Customer experience mapping is a vehicle for capturing the perceptions versus the expectations across all points of interaction, ideally for each customer segment and/or persona. The mapping process should enable you to develop processes and skills designed to deliver an experience that sets your organization apart in the eyes of your customers, hopefully resulting in customer loyalty and becoming advocates for your goods/services.
Many organizations often mistake creating a process map with creating a customer experience map. While similar, their focus is quite different. A process map describes your company's internal processes, functions, and activities and generally uses the company's internal language and jargon. A customer experience map describes the customer experience in, and only in, the customer's language. What makes customer experience mapping challenging is the fact that the customer experience is typically quite complex, because it cuts across divisions, departments, and functions.
- Start with the universal touch points that can be applied across all your customers (you can create more specific experience maps as time goes on)
- Make a list of all the touch points. For each touch point write a description, method of interaction, and customer expectation. We have found that this step is best accomplished by:
Involving as many people as necessary, including members of your customer advisory boards, to identify all touch points
Holding working sessions and conducting interviews to capture and incorporate the expected and actual emotional, experiential, and functional experiences for each touch point

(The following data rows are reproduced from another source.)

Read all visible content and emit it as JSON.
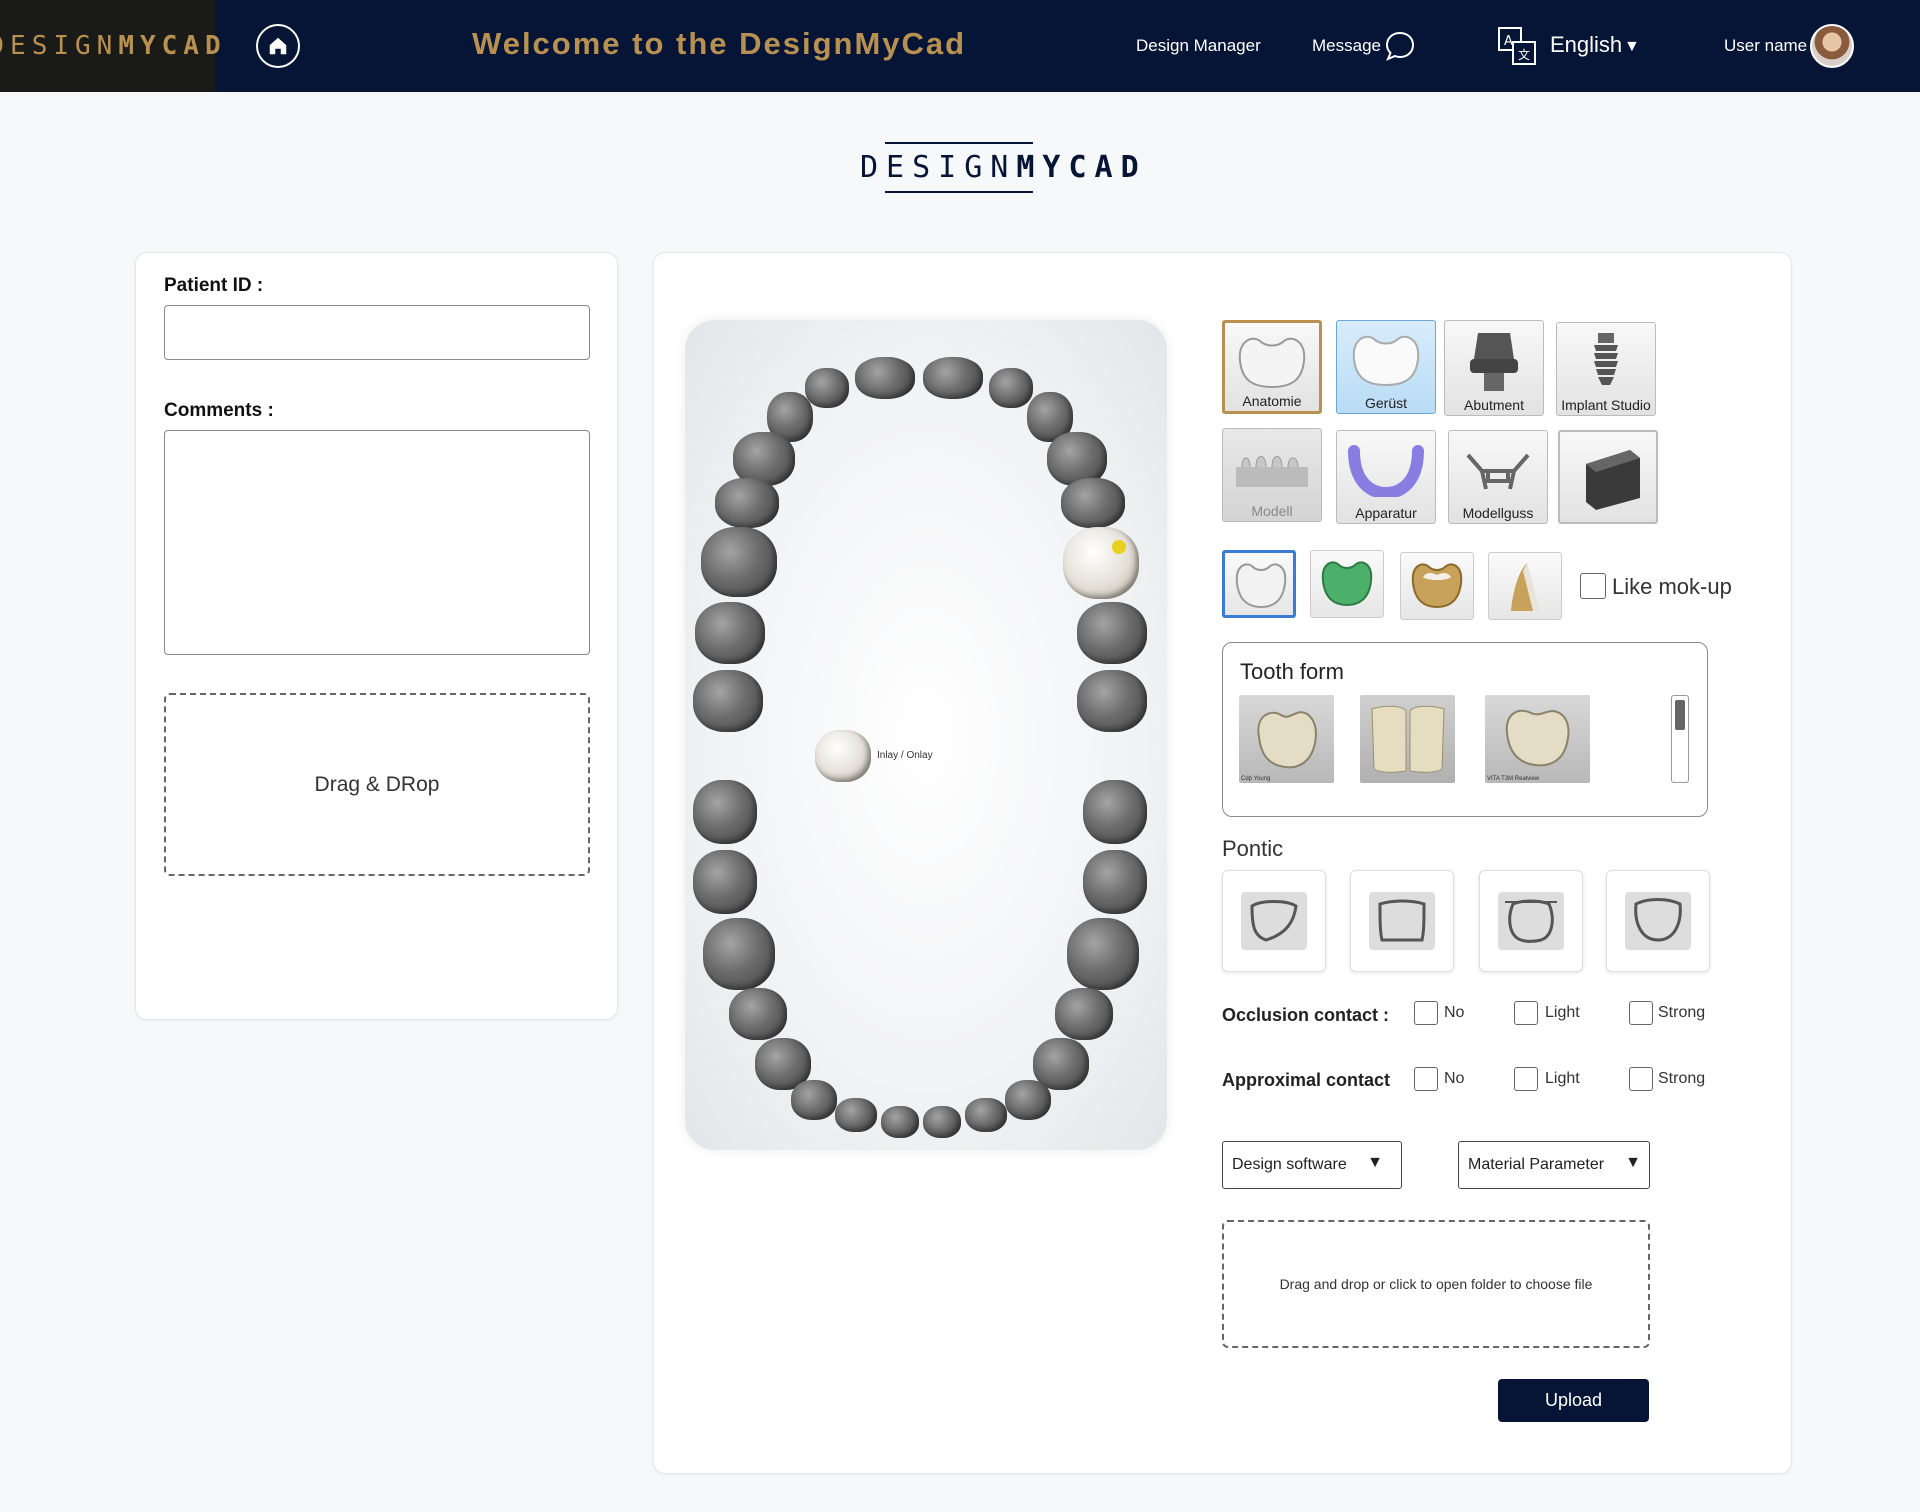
{
  "header": {
    "logo_thin": "DESIGN",
    "logo_bold": "MYCAD",
    "welcome": "Welcome to the DesignMyCad",
    "design_manager": "Design Manager",
    "message": "Message",
    "language": "English",
    "user_name": "User name",
    "accent_color": "#b89150",
    "bg_color": "#061436"
  },
  "brand": {
    "thin": "DESIGN",
    "bold": "MYCAD"
  },
  "left_panel": {
    "patient_id_label": "Patient ID :",
    "comments_label": "Comments :",
    "drag_drop": "Drag & DRop"
  },
  "jaw": {
    "inlay_label": "Inlay / Onlay"
  },
  "restoration_types": [
    {
      "label": "Anatomie"
    },
    {
      "label": "Gerüst"
    },
    {
      "label": "Abutment"
    },
    {
      "label": "Implant Studio"
    },
    {
      "label": "Modell"
    },
    {
      "label": "Apparatur"
    },
    {
      "label": "Modellguss"
    }
  ],
  "mokup_label": "Like mok-up",
  "tooth_form": {
    "title": "Tooth form",
    "thumbs": [
      {
        "caption": "Cdp Young"
      },
      {
        "caption": ""
      },
      {
        "caption": "VITA T3M Realview"
      }
    ]
  },
  "pontic_label": "Pontic",
  "occlusion": {
    "label": "Occlusion contact :",
    "options": [
      "No",
      "Light",
      "Strong"
    ]
  },
  "approximal": {
    "label": "Approximal contact",
    "options": [
      "No",
      "Light",
      "Strong"
    ]
  },
  "design_software": "Design software",
  "material_parameter": "Material Parameter",
  "upload_zone": "Drag and drop or click to open folder to choose file",
  "upload_button": "Upload"
}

- Document your learnings and produce a visual illustration (map)
- Use the map to identify areas working well and those that need improvement. Focus on those areas that are known as "moments of truth," those crucial interactions that determine whether the customer becomes or remains loyal
- Build a plan to address James Allen's "Three D's," which he believes enables organizations to offer an exceptional customer experience:
- Design the correct incentive for the correctly identified consumer, offered in an enticing environment.
- Deliver the proposed experience by focusing the entire team across various functions.
- Develop consistency in execution.
Sometimes organizations need help with this, which is why there are experts out there! Be willing to ask for help—it's important to correctly capture your customer experience journey.